But, if we refocus a bit, a good pilsner should represent the pinnacle of craft beer. It often does so in the realm of homebrewing, where in the numerous BJCP competitions I’ve judged, perfectly done Bohemian Pilsners (or sometimes referred to as Czech Lagers) and German Pilsners have won best in show medals over scores of bold and creative ales.
In the beginning of the craft movement, American brewers were trying to get us away from fizzy yellow beers, so it makes sense that styles were bold, but I believe it’s time for the pendulum to swing back to something crisp and refreshing.
For Germans, a “pils” (or pilsner or pilsener) is different from the original Bohemian Pilsners brewed with Czech Saaz hops and pilsner barley malt. The perceived hop bitterness is lower and the body and color much lighter. It is the most consumed beer in Germany and in fact is the precursor to the domestic and international light lagers before the large-scale manufacturing process eliminated the distinct noble hop flavors and aromas you get in a true German Pils.
Thankfully, true masters of the German Pils opened up an American brewery in Berkeley, California dedicated to the style. Trumer started making beer in Austria 400 years ago, but opened its smaller Berkeley location in 2006. They focus entirely on the German-style Pilsner and have won more awards for pilsner than any US craft brewery. It stands out as the quintessential German pilsner, but it's made right here.

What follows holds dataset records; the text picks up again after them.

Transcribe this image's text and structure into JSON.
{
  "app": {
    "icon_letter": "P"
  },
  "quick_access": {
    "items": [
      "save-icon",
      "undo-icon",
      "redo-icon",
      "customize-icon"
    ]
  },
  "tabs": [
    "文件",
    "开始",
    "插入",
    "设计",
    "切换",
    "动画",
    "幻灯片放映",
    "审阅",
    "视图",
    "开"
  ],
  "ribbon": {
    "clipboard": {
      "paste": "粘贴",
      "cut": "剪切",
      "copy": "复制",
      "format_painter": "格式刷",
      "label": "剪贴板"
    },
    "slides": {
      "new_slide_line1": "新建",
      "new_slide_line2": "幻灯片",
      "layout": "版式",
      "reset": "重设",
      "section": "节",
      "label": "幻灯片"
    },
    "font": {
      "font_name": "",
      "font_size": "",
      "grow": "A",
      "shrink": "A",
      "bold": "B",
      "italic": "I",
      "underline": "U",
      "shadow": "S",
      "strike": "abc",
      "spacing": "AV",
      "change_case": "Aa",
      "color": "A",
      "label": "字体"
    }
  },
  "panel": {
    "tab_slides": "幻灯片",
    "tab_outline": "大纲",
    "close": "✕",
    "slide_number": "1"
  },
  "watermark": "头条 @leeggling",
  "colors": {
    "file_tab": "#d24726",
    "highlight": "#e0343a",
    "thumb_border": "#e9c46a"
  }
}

When you have a perfectly done pilsner, you just know it.”
I pour Trumer Pils directly into a tall narrow glass to get a nice two-inch white foamy head before tipping the glass and completing the fill of this bright yellow and extremely clear beer. As the strong effervescence subdues a bit, it carries an aroma of floral and spicy noble German hops along with a light sweet corn-like maltiness.
What’s so good about the flavor isn’t only what it has, but also what it’s missing. It has no frills, only clean crisp flavors of grainy-sweet malts and a low floral and spicy hop bitterness. It is very light in body with a soft finish and mellow but noticeable hop bitterness that hangs out on the palate. So many American attempts at a German Pils are one note, but with Trumer all the distinct ingredient characteristics are present in the aroma and taste, making it extraordinary.
For me, a German Pils satisfies a couple very important things. First, it’s thirst-quenching and crushable. It’s truly the most sessionable of session beers. Second, a good one demonstrates a mastery of subtle brewing technique. The style is so nuanced that brewers have to be quite good to make it right because the style has such a clean taste and texture that any slight misjudgment in creation is magnified.
When you have a perfectly done pilsner, you just know it. It’s crisp, light, and subtly sweet – all characteristics perfectly aligned due to meticulous brewing practices.